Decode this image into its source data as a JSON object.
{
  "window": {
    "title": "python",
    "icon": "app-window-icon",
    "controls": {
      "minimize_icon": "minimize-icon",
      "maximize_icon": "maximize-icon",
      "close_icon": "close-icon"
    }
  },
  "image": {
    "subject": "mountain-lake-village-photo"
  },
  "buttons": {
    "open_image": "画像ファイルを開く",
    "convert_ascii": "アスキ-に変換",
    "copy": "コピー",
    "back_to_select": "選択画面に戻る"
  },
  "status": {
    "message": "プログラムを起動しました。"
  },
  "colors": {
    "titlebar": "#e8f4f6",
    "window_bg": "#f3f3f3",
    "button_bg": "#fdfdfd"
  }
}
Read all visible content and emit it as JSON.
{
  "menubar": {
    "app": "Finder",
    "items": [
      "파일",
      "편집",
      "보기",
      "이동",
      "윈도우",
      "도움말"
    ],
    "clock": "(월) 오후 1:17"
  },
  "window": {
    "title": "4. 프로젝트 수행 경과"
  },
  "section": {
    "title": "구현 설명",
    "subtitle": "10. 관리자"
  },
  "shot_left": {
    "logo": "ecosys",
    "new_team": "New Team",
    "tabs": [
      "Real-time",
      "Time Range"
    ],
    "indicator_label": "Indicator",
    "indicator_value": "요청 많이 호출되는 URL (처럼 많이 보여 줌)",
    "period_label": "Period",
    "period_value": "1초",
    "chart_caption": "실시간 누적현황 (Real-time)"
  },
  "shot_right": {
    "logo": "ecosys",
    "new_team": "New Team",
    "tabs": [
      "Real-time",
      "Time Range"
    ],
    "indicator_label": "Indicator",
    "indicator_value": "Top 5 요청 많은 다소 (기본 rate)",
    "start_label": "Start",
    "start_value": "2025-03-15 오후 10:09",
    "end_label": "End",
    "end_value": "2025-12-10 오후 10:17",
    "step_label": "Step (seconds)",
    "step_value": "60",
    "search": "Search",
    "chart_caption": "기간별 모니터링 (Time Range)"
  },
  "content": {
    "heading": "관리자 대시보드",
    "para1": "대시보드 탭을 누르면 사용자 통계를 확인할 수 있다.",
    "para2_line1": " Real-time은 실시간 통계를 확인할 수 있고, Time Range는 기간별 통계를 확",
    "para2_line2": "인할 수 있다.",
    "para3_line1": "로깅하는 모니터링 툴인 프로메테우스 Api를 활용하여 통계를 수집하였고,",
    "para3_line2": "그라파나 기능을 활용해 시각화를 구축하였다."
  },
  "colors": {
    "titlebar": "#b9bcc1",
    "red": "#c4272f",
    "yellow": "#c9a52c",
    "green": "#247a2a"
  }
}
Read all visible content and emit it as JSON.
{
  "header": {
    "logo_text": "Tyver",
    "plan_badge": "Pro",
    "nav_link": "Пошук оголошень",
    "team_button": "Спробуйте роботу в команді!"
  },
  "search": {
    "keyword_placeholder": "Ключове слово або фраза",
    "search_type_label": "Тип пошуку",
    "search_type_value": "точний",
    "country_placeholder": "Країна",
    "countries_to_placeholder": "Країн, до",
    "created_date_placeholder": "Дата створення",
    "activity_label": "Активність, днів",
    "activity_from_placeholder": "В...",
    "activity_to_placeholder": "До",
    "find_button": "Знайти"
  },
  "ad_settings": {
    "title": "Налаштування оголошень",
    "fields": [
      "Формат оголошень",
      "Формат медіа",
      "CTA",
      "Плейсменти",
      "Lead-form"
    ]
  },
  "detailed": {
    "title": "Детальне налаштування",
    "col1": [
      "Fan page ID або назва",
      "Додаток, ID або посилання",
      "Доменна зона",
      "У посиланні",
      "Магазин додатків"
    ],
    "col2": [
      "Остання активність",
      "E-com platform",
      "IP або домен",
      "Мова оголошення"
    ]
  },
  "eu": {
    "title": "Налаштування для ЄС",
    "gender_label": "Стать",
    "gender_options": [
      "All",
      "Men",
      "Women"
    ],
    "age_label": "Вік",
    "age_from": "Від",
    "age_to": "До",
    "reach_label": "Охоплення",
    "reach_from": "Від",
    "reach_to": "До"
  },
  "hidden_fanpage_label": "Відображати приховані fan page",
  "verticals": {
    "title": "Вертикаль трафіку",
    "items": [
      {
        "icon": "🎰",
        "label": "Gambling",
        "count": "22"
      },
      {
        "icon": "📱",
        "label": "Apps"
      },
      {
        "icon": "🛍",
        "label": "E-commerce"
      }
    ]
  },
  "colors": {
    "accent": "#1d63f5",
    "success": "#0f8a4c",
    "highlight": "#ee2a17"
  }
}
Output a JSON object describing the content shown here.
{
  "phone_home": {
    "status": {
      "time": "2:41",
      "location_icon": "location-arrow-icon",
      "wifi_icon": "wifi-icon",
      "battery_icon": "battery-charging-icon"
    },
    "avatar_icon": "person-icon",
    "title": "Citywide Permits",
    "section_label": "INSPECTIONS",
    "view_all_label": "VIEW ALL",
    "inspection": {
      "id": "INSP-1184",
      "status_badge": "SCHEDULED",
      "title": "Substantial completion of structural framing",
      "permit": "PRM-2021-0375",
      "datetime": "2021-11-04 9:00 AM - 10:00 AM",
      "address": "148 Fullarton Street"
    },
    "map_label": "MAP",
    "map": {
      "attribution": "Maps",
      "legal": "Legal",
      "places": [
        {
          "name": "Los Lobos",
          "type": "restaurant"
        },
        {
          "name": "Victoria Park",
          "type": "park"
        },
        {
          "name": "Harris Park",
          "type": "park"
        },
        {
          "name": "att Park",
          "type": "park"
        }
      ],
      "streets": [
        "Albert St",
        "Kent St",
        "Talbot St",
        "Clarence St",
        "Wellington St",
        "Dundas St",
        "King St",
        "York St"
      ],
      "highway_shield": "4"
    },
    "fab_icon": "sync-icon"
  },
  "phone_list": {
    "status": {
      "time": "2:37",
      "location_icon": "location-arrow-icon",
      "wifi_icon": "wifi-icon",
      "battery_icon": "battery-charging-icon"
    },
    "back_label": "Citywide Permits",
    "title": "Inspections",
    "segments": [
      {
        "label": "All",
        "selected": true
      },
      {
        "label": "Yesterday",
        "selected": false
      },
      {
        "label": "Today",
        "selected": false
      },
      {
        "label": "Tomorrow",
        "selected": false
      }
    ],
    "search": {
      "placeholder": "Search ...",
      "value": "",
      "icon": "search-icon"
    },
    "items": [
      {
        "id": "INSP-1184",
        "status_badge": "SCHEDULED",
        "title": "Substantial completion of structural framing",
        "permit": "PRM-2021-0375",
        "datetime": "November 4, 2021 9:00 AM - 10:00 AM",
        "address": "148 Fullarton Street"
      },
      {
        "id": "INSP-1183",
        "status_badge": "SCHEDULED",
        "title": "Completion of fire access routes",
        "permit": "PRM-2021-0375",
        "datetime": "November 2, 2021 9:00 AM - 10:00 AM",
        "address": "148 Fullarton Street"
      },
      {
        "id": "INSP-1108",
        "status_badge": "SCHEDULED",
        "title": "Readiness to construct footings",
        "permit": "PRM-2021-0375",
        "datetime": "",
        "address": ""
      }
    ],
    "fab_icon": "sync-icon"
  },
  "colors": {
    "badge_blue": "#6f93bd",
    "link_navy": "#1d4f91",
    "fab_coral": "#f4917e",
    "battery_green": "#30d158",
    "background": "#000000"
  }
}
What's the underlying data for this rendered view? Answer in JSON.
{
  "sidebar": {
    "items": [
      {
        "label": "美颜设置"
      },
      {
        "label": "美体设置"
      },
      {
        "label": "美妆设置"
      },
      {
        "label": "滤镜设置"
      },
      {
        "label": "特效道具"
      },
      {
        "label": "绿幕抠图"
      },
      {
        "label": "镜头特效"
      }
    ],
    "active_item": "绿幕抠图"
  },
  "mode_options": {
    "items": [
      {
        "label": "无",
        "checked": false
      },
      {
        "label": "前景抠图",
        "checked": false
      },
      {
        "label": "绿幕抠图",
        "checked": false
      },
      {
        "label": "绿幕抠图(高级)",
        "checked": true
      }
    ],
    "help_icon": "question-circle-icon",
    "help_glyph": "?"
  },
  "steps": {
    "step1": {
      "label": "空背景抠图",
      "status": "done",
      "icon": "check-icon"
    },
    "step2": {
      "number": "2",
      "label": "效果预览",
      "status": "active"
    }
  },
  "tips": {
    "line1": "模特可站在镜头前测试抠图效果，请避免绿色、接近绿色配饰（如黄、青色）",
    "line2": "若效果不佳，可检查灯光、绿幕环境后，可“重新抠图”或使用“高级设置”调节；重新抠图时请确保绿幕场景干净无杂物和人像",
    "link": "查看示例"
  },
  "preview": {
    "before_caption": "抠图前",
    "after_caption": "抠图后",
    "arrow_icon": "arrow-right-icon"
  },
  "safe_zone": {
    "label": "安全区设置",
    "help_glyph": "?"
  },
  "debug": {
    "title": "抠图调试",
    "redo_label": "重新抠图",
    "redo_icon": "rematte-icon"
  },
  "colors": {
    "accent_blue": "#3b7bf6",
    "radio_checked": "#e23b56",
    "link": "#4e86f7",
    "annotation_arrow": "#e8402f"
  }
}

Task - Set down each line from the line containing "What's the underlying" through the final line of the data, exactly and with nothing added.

Output -
What's the underlying data for this rendered view? Answer in JSON.
{
  "sidebar": {
    "items": [
      {
        "label": "美颜设置"
      },
      {
        "label": "美体设置"
      },
      {
        "label": "美妆设置"
      },
      {
        "label": "滤镜设置"
      },
      {
        "label": "特效道具"
      },
      {
        "label": "绿幕抠图"
      },
      {
        "label": "镜头特效"
      }
    ],
    "active_item": "绿幕抠图"
  },
  "mode_options": {
    "items": [
      {
        "label": "无",
        "checked": false
      },
      {
        "label": "前景抠图",
        "checked": false
      },
      {
        "label": "绿幕抠图",
        "checked": false
      },
      {
        "label": "绿幕抠图(高级)",
        "checked": true
      }
    ],
    "help_icon": "question-circle-icon",
    "help_glyph": "?"
  },
  "steps": {
    "step1": {
      "label": "空背景抠图",
      "status": "done",
      "icon": "check-icon"
    },
    "step2": {
      "number": "2",
      "label": "效果预览",
      "status": "active"
    }
  },
  "tips": {
    "line1": "模特可站在镜头前测试抠图效果，请避免绿色、接近绿色配饰（如黄、青色）",
    "line2": "若效果不佳，可检查灯光、绿幕环境后，可“重新抠图”或使用“高级设置”调节；重新抠图时请确保绿幕场景干净无杂物和人像",
    "link": "查看示例"
  },
  "preview": {
    "before_caption": "抠图前",
    "after_caption": "抠图后",
    "arrow_icon": "arrow-right-icon"
  },
  "safe_zone": {
    "label": "安全区设置",
    "help_glyph": "?"
  },
  "debug": {
    "title": "抠图调试",
    "redo_label": "重新抠图",
    "redo_icon": "rematte-icon"
  },
  "colors": {
    "accent_blue": "#3b7bf6",
    "radio_checked": "#e23b56",
    "link": "#4e86f7",
    "annotation_arrow": "#e8402f"
  }
}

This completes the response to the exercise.